(Records from a dataset)
☆ ☆ ☆ ☆ ☆

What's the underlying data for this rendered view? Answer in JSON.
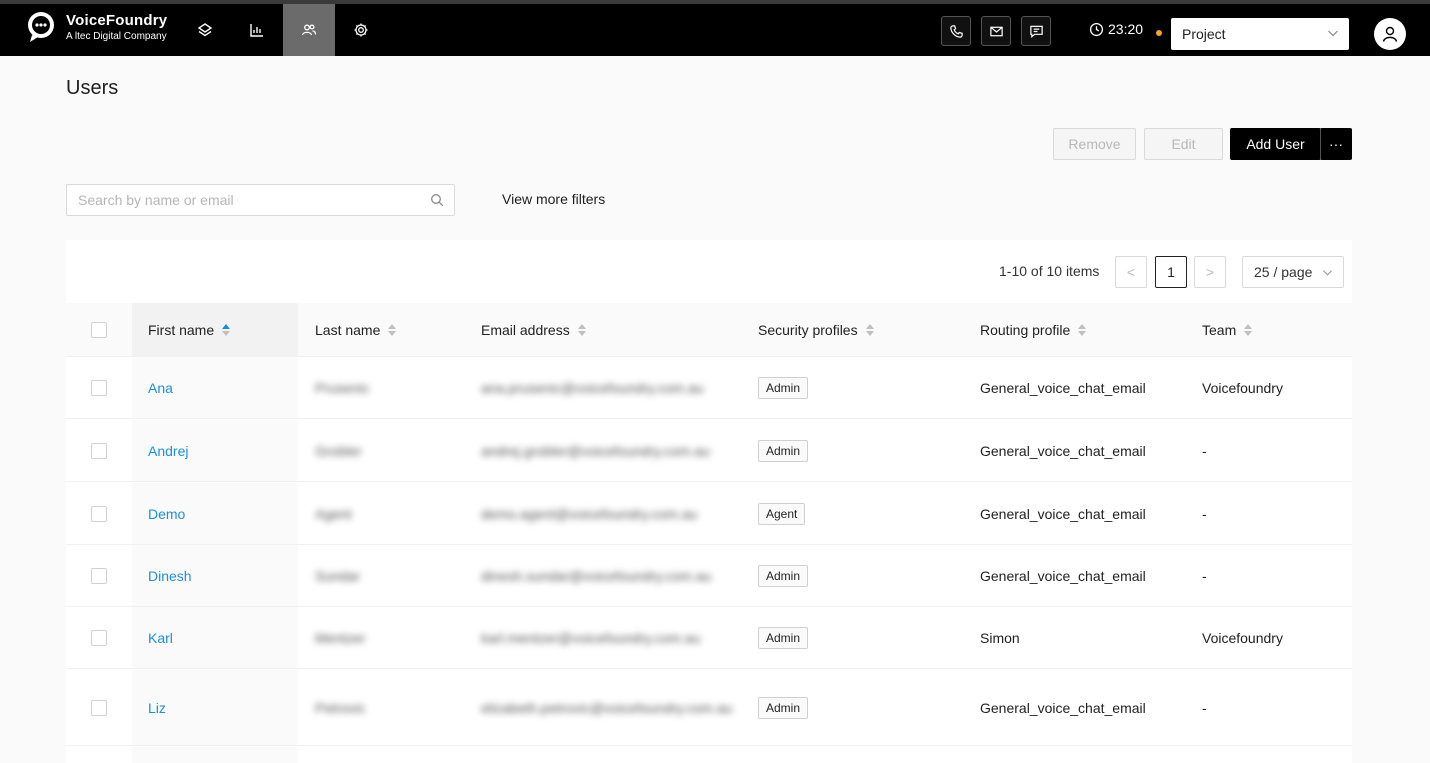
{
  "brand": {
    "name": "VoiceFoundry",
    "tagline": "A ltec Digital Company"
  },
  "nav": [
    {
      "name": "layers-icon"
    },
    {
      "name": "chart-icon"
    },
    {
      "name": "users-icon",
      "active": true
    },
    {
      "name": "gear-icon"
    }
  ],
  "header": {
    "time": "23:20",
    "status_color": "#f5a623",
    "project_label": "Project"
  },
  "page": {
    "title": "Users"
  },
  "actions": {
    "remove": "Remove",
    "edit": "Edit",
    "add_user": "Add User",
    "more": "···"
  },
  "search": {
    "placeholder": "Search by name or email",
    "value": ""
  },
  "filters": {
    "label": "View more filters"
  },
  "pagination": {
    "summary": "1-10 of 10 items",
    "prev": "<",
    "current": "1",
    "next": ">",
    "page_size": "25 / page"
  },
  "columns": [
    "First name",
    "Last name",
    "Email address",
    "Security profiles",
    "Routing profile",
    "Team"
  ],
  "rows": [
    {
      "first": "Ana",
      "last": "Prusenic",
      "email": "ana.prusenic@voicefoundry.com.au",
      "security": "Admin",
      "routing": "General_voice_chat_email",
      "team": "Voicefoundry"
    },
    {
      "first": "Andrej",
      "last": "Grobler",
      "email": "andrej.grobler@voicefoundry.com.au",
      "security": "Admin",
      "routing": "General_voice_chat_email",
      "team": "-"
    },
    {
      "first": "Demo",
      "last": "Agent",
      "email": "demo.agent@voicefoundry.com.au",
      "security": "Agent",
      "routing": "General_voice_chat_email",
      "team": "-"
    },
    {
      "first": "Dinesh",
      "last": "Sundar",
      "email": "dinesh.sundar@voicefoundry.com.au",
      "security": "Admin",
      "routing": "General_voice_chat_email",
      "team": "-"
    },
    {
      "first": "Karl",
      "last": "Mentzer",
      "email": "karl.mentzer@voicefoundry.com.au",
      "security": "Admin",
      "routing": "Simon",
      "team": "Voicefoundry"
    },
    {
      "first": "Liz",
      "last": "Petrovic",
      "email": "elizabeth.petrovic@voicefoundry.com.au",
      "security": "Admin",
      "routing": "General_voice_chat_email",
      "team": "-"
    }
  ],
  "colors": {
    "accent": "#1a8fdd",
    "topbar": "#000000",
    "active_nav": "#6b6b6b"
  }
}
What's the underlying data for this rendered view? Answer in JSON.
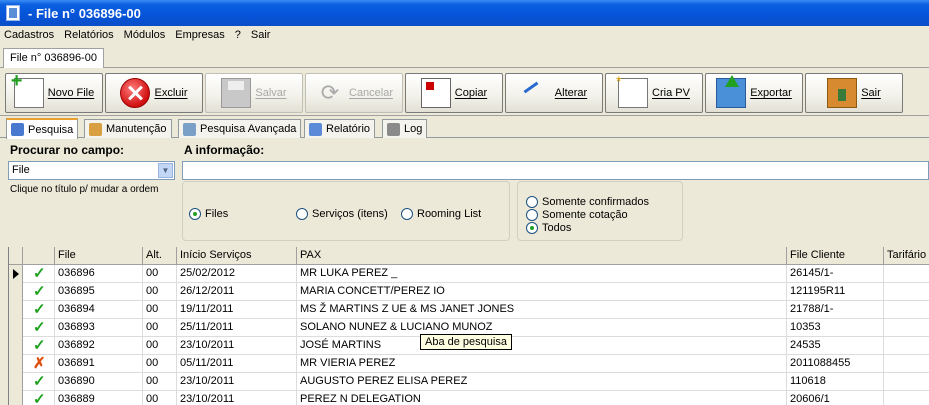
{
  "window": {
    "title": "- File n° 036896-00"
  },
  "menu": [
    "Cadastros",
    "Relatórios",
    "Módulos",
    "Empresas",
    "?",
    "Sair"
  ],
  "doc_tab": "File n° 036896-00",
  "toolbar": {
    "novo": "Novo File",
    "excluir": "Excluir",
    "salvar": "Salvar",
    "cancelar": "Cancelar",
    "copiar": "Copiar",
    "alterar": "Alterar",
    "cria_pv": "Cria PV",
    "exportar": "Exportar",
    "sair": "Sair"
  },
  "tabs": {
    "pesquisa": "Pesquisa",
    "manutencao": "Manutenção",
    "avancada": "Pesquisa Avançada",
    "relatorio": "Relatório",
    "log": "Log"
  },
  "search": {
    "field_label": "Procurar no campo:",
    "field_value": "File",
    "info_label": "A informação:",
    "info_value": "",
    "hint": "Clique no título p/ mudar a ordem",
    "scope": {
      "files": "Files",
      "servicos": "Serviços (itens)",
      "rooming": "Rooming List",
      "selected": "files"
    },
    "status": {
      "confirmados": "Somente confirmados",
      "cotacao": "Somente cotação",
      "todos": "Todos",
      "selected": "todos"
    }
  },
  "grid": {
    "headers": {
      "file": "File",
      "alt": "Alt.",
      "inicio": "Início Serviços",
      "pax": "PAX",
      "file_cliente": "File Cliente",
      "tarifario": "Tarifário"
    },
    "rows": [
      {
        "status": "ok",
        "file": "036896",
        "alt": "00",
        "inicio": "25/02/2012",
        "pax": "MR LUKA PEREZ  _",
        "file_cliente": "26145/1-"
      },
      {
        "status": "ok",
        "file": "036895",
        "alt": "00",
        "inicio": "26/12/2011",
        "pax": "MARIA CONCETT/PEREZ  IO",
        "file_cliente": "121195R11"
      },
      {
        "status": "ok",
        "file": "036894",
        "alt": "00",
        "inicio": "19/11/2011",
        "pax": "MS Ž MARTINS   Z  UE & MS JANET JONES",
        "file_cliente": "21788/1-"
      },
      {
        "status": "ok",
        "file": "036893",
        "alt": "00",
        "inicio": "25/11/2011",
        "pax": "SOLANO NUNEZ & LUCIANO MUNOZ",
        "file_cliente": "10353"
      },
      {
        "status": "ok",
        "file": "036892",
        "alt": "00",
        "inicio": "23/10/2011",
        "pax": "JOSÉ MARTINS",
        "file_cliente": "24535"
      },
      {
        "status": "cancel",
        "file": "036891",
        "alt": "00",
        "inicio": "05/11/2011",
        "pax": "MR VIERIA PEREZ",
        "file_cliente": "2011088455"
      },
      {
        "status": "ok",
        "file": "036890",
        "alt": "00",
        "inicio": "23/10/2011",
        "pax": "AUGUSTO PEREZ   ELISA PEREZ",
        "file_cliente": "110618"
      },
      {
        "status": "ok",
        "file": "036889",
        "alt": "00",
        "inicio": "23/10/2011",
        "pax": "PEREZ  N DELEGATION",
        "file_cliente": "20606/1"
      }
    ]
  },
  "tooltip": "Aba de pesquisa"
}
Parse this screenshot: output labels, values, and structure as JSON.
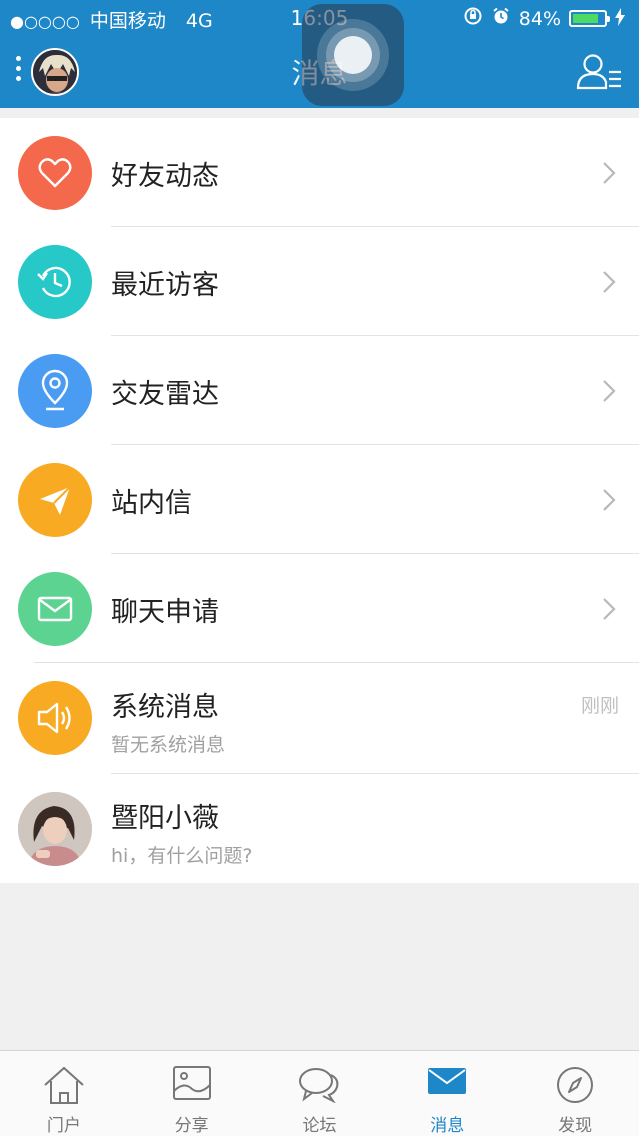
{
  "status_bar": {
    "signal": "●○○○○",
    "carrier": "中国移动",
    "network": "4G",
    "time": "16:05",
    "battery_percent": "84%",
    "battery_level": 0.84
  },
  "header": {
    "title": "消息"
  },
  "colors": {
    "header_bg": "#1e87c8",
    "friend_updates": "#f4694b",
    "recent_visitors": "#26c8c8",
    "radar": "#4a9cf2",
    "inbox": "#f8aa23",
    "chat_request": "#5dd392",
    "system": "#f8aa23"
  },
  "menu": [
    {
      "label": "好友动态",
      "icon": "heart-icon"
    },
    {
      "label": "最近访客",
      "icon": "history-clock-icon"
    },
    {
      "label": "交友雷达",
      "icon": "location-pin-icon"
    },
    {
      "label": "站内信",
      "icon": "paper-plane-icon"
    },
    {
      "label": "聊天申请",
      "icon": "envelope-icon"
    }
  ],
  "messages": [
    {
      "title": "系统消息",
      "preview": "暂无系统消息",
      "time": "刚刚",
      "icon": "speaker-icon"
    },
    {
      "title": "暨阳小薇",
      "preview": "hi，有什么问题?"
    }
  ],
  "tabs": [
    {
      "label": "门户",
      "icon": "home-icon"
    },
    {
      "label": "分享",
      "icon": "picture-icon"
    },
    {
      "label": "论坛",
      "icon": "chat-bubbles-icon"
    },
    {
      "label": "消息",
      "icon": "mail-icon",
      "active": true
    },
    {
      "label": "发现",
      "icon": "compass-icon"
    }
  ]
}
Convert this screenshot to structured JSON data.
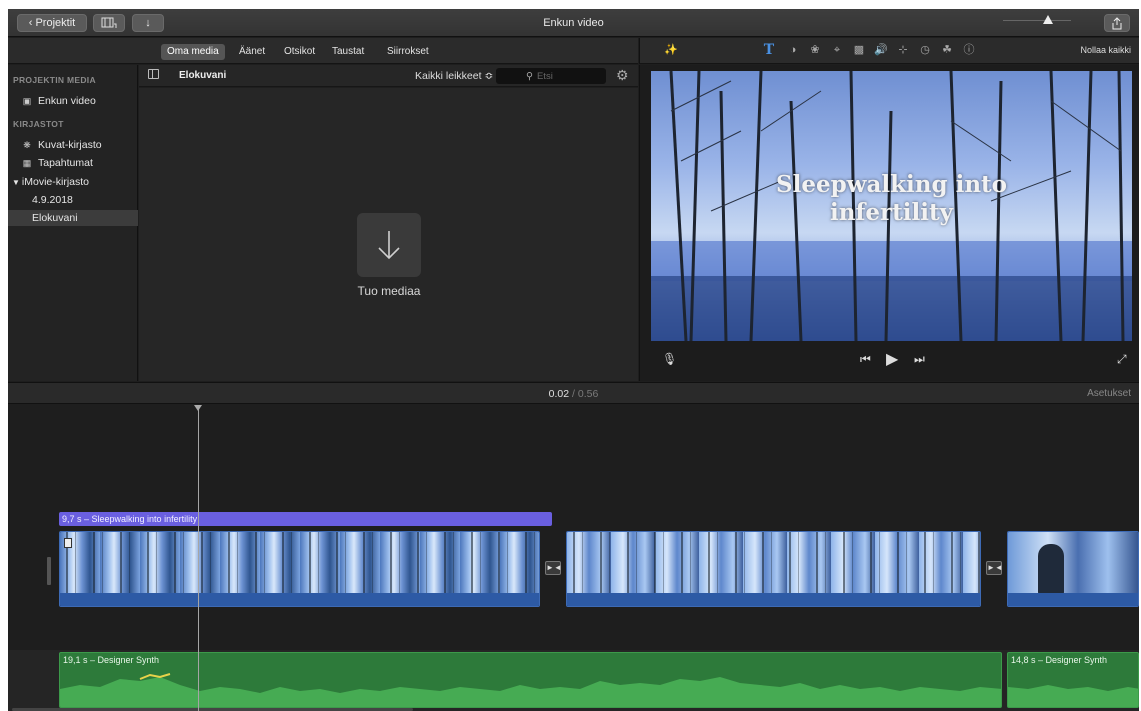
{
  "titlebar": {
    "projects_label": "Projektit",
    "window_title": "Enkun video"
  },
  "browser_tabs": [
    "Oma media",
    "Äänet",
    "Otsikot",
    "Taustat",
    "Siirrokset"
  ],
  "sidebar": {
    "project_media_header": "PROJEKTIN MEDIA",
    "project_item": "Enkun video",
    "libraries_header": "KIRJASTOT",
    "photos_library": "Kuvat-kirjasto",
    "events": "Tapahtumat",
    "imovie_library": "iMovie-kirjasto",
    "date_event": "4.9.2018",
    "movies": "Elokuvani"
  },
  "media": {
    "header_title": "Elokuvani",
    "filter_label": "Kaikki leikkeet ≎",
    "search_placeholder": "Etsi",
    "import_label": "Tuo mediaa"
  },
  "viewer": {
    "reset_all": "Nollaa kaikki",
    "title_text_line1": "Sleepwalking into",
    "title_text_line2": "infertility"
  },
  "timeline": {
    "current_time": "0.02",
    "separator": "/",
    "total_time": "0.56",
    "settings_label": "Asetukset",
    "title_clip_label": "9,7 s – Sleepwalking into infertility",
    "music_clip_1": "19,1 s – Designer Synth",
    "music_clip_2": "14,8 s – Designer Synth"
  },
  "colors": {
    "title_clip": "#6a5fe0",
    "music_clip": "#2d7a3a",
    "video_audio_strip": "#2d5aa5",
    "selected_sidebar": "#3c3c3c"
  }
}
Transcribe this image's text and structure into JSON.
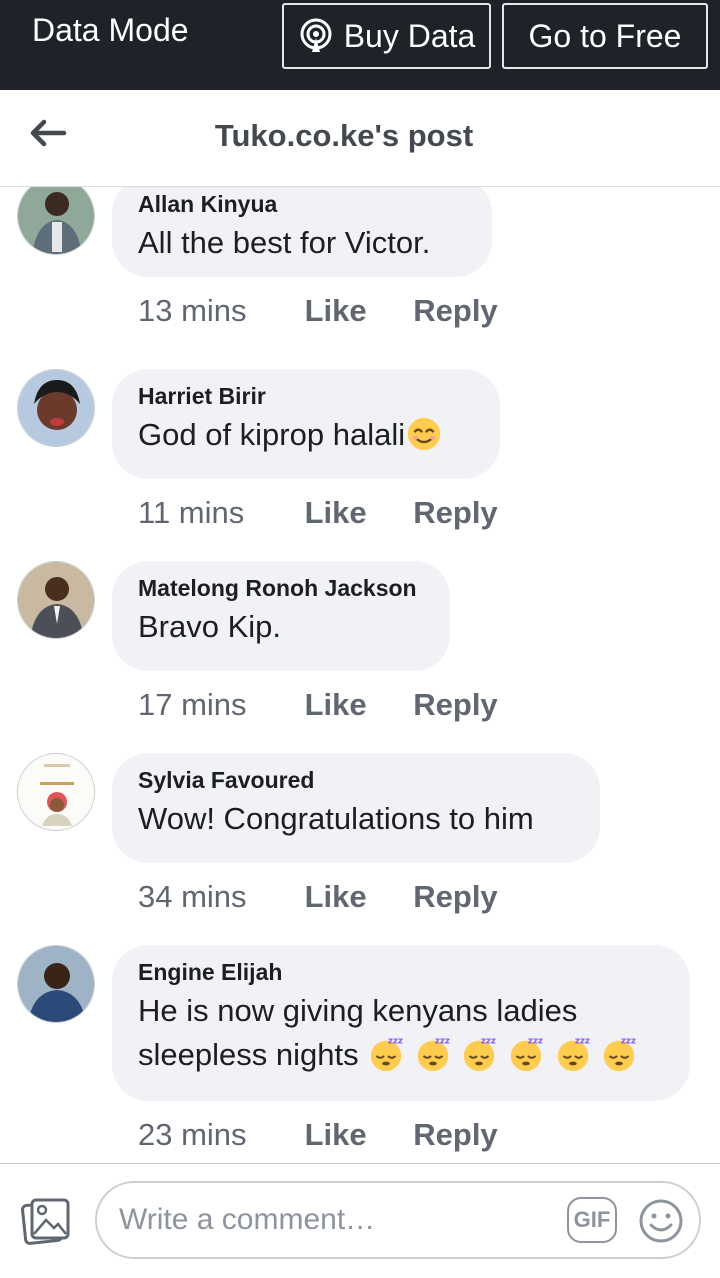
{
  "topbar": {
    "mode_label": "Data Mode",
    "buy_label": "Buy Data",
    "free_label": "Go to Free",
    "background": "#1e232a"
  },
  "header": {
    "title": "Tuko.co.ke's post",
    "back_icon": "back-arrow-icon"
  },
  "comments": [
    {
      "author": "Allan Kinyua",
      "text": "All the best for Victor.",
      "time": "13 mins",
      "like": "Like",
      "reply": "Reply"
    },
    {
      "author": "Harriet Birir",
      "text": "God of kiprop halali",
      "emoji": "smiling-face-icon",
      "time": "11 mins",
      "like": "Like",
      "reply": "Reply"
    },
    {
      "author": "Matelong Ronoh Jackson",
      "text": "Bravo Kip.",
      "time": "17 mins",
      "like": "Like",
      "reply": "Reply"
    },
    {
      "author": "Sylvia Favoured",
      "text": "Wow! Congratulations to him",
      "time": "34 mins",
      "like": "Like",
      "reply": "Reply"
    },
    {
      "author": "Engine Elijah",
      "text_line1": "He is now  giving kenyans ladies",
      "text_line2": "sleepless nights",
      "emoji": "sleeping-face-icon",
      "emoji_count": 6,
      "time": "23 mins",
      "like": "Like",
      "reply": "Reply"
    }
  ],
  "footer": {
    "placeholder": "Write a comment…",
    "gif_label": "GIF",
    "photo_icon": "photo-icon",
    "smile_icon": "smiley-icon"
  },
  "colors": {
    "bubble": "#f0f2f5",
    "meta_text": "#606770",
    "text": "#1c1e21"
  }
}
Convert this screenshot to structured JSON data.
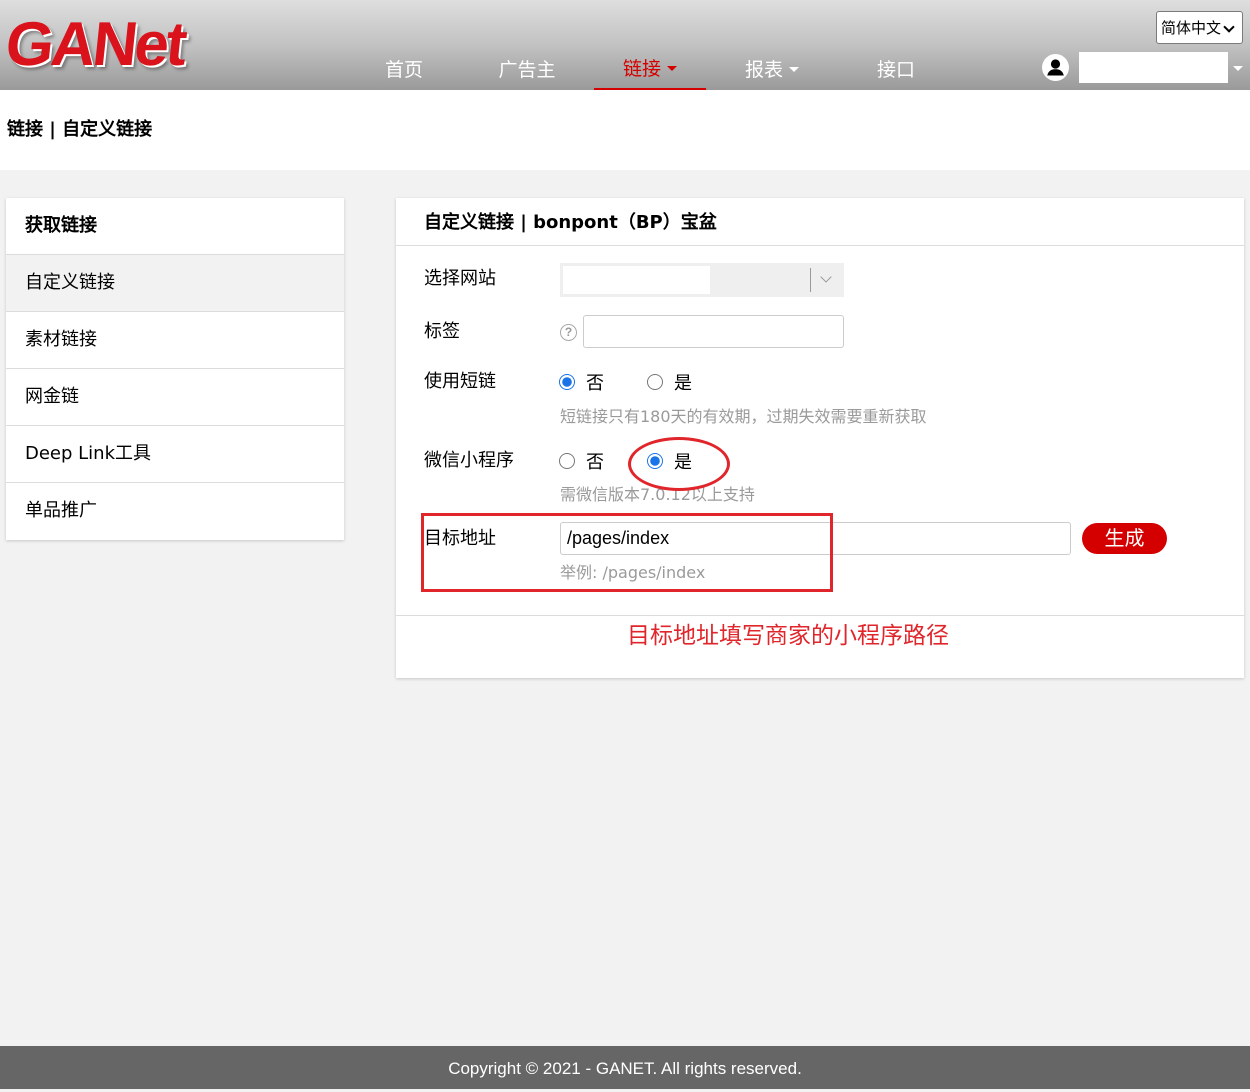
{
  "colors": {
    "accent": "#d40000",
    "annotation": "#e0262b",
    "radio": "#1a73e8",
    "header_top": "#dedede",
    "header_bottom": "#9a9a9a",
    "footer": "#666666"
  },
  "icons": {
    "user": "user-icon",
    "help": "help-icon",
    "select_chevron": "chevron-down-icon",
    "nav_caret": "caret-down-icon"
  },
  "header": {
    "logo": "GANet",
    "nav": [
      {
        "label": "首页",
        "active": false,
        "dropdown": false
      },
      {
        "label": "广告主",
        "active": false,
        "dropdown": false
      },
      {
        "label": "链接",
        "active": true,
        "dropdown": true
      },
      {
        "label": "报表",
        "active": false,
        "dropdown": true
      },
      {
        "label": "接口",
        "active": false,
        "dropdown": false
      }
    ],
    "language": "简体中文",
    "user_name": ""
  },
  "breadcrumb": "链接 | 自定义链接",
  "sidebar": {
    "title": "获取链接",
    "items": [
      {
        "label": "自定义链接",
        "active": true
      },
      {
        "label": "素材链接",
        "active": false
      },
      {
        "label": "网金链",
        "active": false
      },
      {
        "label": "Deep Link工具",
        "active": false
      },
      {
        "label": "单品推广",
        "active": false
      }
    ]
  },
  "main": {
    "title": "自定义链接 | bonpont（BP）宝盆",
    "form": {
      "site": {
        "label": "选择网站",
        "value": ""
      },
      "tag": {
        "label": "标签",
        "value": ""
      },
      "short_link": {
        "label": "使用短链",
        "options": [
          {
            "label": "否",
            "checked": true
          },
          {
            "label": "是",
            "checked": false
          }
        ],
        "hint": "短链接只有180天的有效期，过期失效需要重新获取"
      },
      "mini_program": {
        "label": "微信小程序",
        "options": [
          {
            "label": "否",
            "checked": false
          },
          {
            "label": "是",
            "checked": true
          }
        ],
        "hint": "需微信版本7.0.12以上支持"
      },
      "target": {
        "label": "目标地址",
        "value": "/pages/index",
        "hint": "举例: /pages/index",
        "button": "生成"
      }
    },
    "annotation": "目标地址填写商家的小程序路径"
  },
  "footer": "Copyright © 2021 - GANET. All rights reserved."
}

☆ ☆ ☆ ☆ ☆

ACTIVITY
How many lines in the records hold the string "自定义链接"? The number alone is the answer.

SOLVED EXERCISE
3